Exercise prompt:
A faithful copy of the data is what is wanted, minus any pictures.

Extracted data:
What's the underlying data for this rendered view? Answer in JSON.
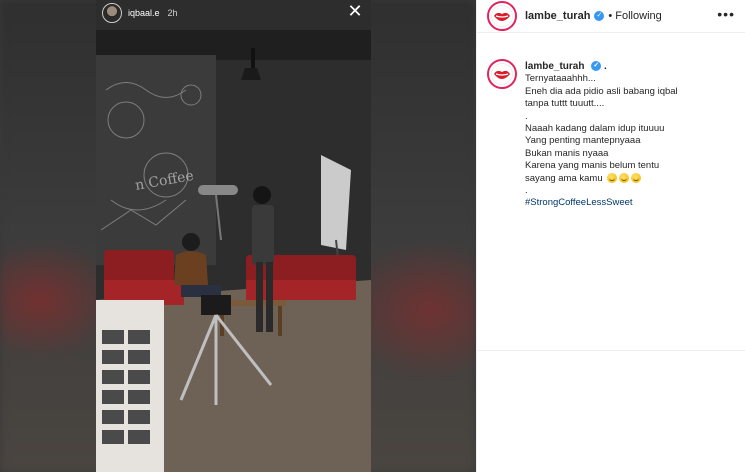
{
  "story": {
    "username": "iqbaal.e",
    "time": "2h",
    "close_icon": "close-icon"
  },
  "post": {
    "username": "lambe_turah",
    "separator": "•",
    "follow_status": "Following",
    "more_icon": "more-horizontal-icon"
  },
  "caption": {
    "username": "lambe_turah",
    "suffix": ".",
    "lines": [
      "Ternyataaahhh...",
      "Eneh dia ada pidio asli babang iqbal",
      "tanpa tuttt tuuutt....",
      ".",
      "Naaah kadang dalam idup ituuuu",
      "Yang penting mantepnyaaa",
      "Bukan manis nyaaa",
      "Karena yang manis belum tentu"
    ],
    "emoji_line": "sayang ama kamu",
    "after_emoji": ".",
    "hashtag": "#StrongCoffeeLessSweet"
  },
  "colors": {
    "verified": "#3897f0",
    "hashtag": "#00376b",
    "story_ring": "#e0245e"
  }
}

Answer box:
What's the underlying data for this rendered view? Answer in JSON.
{
  "story": {
    "username": "iqbaal.e",
    "time": "2h",
    "close_icon": "close-icon"
  },
  "post": {
    "username": "lambe_turah",
    "separator": "•",
    "follow_status": "Following",
    "more_icon": "more-horizontal-icon"
  },
  "caption": {
    "username": "lambe_turah",
    "suffix": ".",
    "lines": [
      "Ternyataaahhh...",
      "Eneh dia ada pidio asli babang iqbal",
      "tanpa tuttt tuuutt....",
      ".",
      "Naaah kadang dalam idup ituuuu",
      "Yang penting mantepnyaaa",
      "Bukan manis nyaaa",
      "Karena yang manis belum tentu"
    ],
    "emoji_line": "sayang ama kamu",
    "after_emoji": ".",
    "hashtag": "#StrongCoffeeLessSweet"
  },
  "colors": {
    "verified": "#3897f0",
    "hashtag": "#00376b",
    "story_ring": "#e0245e"
  }
}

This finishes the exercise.